Mirroring the smile while suppressing a giggle, I curtsy. “It would be my pleasure, sir.”
We sway and turn with the distant music. His hands, one wrapped around my fingers and one on my waist, are warm, like the inside of my chest where my heart beats at a doubled pace.
“If you tell me you are going home tomorrow, my summer will be utterly ruined,” he declares.
I laugh aloud, setting a sparrow flying from its hiding spot in a hedge. “We are here another week.”
He twirls me out and back in again. “May I take you to lunch tomorrow?”
“Tomorrow, I’ll ask to see you on Monday.”
I nod again. Anticipation tingles in my fingertips.
We slow our dancing though the music’s rhythm does not change. “On Monday, I’ll ask for Tuesday, and then for each day that remains.”
“We’ll have a splendid week.” I am breathlessly aware of how near his face is to mine. I almost ask about after, about letters or telegrams or visits, then I tell myself to enjoy tonight. Tomorrow, I will enjoy tomorrow. I’ve never felt that the days ahead must be known before they arrive, and I don’t wish to start now.
As if reading my thoughts, Michael winks the way he did in the first minute of our first meeting. “Maybe I’ll take piano lessons in the fall, in Boston.”
The song comes to an end and we stand still. Statues sculpted in a dance. I try to remember what it was like to be unfamiliar with his smile. We are both holding our breath until we laugh in unison at ourselves. He releases my hand and my waist.
“Would you like to return to the party? You haven’t even tasted the food, have you?”

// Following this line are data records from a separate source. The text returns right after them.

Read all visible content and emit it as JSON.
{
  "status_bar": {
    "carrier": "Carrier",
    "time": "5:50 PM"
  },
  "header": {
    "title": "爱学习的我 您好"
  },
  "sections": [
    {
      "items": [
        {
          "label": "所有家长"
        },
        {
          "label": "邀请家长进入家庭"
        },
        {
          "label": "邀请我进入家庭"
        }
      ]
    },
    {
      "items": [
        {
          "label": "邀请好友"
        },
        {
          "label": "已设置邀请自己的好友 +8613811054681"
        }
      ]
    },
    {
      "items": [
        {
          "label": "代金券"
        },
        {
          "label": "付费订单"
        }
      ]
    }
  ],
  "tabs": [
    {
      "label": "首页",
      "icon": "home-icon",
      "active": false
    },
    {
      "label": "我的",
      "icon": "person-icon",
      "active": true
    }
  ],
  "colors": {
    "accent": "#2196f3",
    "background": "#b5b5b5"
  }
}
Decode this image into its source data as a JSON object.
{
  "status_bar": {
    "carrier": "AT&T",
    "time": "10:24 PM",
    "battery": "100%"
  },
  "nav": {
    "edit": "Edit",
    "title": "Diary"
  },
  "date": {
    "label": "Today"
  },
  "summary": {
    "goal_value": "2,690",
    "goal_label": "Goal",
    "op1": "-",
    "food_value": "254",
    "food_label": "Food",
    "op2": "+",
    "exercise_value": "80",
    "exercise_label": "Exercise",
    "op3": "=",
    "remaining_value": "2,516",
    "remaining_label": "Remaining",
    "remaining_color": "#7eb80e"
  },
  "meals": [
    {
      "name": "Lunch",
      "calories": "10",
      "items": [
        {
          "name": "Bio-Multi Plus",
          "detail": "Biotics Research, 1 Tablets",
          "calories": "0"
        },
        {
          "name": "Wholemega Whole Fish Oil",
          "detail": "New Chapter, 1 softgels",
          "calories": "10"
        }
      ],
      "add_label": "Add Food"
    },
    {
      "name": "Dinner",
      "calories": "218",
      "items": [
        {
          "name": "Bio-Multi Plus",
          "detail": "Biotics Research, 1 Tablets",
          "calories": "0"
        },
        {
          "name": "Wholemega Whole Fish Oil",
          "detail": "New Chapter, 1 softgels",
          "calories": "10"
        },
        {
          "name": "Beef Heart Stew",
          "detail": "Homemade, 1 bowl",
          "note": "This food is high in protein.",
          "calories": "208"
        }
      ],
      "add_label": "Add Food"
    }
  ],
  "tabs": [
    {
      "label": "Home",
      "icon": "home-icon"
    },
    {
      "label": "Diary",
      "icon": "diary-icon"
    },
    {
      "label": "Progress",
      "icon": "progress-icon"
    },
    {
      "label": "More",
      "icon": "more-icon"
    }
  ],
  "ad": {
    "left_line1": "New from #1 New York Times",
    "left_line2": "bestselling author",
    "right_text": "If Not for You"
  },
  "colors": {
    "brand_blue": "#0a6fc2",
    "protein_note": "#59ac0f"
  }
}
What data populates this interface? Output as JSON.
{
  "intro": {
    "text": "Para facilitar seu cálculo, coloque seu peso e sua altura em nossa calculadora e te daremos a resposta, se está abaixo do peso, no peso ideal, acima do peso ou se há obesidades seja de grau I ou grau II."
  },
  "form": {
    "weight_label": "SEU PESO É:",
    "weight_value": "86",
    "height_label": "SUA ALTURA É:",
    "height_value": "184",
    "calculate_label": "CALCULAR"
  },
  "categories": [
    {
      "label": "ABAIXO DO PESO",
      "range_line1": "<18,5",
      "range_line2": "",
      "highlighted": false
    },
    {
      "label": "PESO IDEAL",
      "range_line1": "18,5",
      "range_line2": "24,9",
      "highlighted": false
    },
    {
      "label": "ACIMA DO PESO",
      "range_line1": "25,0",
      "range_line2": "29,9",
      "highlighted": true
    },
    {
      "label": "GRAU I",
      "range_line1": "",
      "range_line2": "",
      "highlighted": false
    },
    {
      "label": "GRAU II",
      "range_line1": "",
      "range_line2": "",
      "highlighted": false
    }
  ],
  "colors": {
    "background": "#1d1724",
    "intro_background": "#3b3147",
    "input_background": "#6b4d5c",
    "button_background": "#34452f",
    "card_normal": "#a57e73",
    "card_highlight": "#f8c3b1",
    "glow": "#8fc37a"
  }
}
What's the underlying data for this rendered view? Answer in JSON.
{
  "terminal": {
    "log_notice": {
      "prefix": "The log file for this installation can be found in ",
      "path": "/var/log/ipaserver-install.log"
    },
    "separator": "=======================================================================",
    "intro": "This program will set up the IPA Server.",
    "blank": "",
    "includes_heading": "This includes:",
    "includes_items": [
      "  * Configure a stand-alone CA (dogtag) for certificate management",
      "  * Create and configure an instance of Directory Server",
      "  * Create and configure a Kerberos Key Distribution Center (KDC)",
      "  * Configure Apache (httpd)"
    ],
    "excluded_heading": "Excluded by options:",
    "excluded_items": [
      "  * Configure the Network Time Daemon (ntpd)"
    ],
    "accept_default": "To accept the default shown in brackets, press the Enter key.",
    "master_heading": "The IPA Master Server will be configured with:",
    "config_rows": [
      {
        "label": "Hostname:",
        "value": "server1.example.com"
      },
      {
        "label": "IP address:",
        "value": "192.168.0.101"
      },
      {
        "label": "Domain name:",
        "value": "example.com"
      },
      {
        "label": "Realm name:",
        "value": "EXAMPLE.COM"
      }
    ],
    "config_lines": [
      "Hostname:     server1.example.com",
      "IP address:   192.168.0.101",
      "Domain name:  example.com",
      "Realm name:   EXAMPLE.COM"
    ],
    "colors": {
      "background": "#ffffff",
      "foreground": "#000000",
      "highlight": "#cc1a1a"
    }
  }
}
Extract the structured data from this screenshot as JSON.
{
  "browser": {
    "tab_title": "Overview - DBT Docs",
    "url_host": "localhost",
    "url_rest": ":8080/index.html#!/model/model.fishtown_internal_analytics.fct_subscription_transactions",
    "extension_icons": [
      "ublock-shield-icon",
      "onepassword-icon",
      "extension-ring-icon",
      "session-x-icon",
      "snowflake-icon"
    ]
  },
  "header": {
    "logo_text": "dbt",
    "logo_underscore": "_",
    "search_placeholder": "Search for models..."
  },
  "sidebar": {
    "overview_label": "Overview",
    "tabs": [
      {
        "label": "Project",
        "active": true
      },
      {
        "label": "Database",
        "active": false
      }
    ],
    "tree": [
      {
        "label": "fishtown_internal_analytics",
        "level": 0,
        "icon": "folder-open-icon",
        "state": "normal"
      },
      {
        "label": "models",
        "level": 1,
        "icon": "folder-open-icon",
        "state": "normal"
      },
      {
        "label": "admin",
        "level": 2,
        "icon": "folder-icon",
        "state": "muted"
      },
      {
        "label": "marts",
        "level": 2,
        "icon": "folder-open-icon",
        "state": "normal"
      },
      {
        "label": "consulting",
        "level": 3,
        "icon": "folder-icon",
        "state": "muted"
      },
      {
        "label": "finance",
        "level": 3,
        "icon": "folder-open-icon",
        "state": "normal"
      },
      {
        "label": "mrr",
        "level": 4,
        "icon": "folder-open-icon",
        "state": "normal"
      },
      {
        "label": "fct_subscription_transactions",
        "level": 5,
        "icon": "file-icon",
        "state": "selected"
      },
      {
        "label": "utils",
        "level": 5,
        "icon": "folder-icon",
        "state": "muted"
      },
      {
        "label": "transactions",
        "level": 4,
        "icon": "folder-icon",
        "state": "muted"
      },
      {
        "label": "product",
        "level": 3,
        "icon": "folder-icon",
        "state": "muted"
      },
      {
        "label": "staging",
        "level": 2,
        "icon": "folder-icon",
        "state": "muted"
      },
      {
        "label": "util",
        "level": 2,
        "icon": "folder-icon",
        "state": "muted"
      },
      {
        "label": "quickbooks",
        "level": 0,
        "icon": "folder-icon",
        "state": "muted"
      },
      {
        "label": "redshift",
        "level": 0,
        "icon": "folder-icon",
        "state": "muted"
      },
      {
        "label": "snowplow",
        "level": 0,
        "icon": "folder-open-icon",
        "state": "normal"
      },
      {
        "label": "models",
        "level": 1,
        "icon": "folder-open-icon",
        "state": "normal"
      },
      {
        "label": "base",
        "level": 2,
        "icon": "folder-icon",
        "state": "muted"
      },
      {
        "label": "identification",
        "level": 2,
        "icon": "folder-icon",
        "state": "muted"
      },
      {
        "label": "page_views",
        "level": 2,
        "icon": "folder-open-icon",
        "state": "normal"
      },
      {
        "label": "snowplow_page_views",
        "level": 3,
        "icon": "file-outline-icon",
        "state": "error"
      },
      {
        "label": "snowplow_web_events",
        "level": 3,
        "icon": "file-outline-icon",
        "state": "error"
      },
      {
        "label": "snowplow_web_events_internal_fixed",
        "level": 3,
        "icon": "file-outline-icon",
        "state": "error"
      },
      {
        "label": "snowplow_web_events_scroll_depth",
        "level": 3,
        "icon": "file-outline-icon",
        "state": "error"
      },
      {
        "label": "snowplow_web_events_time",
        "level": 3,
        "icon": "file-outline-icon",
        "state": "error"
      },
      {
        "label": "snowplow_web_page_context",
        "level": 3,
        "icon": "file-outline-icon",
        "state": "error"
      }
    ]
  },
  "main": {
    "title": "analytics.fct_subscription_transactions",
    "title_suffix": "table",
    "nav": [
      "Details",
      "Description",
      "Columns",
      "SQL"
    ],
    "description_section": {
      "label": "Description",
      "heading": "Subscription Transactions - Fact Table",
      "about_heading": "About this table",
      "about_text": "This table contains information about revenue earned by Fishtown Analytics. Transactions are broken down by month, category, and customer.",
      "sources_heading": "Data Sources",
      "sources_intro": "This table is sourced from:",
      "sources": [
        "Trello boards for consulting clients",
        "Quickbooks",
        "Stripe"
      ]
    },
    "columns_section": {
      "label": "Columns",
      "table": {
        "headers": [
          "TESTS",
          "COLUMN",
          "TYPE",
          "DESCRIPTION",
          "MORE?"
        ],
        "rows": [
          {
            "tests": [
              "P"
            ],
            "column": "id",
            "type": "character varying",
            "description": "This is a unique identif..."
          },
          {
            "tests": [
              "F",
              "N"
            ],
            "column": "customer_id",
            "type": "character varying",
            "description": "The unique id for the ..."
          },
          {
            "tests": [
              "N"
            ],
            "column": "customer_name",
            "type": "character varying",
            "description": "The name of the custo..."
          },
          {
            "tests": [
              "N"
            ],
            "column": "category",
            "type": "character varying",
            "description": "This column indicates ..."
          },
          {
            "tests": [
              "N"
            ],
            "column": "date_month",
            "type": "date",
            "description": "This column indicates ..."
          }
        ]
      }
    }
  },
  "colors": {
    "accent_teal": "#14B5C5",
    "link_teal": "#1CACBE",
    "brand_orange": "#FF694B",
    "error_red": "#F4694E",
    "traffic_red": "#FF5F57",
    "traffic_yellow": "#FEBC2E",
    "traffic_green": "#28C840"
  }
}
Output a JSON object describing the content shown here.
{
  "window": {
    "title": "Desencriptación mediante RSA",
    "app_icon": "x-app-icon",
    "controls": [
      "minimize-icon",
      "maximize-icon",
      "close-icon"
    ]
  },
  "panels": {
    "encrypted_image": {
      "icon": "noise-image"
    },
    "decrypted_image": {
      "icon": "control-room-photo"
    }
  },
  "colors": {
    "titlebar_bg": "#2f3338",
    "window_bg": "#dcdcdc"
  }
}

At the mention of food, I realize I am famished. Back at the hotel, Aunt Rita only ordered a light supper for us while we prepared for the party. Knowing all I know now, I realize she was likely too anxious to eat.
“Food does sound good, thank you.”
Before we can step from the shadows of the tall hedges though, we hear footsteps. Two people deep in conversation, and clearly assuming they are alone, approach on the gravel path. I freeze.
“It’s okay, Mary. We won’t be in any trouble for walking back here.”
I shake my head. I know immediately the identity of one of those voices, and I feel certain in my guess at the other. Grabbing Michael’s wrist, I pull him through the entrance of the maze. There are only the stars to see by now, tucked away behind the eight-foot-tall, two-foot-thick hedge.
Michael peers at my face in bewilderment. “What’s wrong?”
How can I explain? I cover my face in my hands, realizing how ridiculous I must seem. “I’m sorry,” I whisper. “It’s my aunt and Miles Coleman.”
To be continued.
Read Part Four here.